“Some autistic people also have learning disabilities, mental health issues or other conditions, meaning people need different levels of support. All people on the autism spectrum learn and develop.”
What is this year’s theme?
This year’s World Autism Awareness Day 2021 theme is ‘Inclusion in the Workplace: Challenges and Opportunities in a Post-Pandemic World’
The UN said: “The Covid-19 pandemic has exposed and heightened glaring inequalities around the world, especially when it comes to income and wealth distribution, access to health care, protection under the law, and political inclusion.
"Persons with autism have long faced many of these inequalities, which have only been further exacerbated by the pandemic. It’s a problem made worse by long recognised discriminatory hiring practices and workplace environments that present major obstacles for persons with autism; all of which contribute to the unemployment or severe underemployment of a large majority of adults on the autism spectrum.”
Although some employers have recently launched inclusive employment programmes, which accommodate people with diagnoses of autism and related conditions, the “pandemic has undoubtedly impacted the efforts of companies to implement these new models,” the UN added.
World Autism Awareness Week 2021
World Autism Awareness Week, which is organised by the National Autistic Society, runs from Monday 29 March to Sunday 4 April 2021.
The National Autistic Society said: “This year’s World Autism Awareness Week (29 March – 4 April) feels more important than ever. It’s an opportunity to think about the society we want to live in when we leave lockdown – and the small things we can all do to make it work better for autistic children, adults and their families.”
The Society also said it wants everyone to understand five things about autism that autistic people and families say are most important to them.
These are that autistic people can:
- feel anxiety about changes or unexpected events
- be under or over sensitive to sound, smells, light, taste and touch (this is called sensory sensitivity)
- need time to process information, like questions or instructions
- face high levels of anxiety in social situations
- have difficulties communicating and interacting with others.
How to get involved from home
You can still get involved with World Autism Awareness Week from home, with these suggestions from the National Autistic Society.
You could take part in the Super 7 Challenge – formerly known as 7k for 700k – by doing something such as running, walking or cycling to creating art, music or food. You just need to choose your own 7-themed activity.

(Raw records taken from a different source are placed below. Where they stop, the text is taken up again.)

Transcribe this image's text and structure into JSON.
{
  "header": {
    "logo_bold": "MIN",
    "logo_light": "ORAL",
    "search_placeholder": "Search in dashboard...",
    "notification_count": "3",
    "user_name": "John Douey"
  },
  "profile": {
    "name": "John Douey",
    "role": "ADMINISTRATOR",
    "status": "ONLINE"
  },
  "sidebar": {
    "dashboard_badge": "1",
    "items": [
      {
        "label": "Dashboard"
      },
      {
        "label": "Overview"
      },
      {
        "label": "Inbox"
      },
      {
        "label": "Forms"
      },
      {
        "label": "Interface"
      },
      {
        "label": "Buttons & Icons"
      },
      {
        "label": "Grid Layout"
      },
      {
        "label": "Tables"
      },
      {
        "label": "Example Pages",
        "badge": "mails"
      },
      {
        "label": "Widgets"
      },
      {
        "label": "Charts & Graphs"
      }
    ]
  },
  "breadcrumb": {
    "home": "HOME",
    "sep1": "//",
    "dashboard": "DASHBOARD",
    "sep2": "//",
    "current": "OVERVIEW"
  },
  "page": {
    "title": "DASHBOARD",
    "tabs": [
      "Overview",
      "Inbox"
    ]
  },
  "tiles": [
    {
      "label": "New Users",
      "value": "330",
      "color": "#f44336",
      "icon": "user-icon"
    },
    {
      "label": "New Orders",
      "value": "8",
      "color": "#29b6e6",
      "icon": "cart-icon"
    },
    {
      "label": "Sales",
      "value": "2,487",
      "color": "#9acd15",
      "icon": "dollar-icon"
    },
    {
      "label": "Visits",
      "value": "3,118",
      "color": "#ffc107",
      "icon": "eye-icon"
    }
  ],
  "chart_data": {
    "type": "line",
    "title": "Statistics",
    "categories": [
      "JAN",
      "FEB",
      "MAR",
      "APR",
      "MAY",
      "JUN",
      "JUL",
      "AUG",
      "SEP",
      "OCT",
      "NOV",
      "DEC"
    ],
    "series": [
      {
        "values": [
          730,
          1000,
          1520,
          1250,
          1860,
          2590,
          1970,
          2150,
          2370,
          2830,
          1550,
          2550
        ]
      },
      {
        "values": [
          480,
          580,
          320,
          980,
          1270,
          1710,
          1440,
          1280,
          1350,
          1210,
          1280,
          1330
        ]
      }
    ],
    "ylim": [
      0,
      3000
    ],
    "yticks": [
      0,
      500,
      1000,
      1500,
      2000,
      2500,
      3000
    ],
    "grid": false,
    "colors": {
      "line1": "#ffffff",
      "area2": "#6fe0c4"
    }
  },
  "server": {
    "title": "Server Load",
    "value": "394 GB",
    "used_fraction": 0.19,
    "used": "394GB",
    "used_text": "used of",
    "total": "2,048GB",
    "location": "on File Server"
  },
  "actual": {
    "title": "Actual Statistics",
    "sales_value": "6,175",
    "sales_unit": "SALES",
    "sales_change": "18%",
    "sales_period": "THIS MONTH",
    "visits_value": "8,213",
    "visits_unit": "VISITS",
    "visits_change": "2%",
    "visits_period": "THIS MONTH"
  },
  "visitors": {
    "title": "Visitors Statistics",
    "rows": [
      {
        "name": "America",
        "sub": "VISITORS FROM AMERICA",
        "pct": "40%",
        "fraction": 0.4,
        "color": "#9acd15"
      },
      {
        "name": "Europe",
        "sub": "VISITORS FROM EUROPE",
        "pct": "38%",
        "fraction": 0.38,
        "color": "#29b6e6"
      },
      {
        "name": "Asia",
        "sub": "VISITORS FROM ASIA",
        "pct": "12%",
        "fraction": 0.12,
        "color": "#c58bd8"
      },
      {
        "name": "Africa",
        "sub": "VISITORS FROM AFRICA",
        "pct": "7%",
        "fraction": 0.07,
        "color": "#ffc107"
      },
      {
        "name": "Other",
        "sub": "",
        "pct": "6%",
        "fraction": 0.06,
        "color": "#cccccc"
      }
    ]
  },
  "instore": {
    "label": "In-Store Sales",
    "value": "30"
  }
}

You could also take part in an Autism Awareness Week quiz, donate or even download official social media images to show post on Facebook, Twitter, Instagram and Linkedin to show your support.